§ Goal of the exercise
Return every line of the data below that includes the string "wire".

[Data about app and page elements]
********

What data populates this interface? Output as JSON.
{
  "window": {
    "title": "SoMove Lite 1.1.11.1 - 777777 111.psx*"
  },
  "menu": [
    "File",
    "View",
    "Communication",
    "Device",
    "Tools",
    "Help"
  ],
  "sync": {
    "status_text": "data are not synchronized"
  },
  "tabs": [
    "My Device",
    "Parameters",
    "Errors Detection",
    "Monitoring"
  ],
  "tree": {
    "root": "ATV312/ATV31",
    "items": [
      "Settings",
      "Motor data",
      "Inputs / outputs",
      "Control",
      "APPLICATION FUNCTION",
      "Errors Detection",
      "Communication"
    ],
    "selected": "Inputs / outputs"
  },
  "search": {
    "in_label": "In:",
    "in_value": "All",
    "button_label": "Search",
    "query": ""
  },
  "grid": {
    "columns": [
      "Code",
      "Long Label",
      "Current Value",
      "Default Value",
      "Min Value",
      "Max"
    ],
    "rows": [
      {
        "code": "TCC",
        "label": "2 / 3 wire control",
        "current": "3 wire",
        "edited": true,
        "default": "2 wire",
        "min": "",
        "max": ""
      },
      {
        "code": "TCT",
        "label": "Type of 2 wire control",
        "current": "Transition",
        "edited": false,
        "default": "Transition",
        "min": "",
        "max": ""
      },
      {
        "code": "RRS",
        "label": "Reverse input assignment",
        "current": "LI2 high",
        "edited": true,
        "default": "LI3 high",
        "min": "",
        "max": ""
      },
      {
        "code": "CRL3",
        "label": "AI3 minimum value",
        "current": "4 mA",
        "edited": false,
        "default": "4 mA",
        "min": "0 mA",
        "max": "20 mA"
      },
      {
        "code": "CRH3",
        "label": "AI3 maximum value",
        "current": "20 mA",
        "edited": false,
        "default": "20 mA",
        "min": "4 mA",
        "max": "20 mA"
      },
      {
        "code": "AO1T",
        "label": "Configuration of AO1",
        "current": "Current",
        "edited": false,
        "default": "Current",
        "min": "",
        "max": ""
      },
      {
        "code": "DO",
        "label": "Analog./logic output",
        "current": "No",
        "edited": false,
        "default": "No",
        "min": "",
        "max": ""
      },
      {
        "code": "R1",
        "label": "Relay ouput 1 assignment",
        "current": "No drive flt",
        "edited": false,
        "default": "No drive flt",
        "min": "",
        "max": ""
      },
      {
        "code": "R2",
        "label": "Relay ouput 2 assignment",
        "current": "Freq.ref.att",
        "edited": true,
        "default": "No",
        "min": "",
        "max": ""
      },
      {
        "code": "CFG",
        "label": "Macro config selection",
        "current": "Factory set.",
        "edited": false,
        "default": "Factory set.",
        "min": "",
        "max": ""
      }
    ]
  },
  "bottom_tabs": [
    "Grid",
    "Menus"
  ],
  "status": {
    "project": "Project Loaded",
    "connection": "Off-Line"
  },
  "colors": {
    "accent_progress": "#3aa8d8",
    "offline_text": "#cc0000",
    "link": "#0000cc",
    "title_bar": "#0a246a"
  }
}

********

§ Completed task
        "label": "2 / 3 wire control",
        "current": "3 wire",
        "default": "2 wire",
        "label": "Type of 2 wire control",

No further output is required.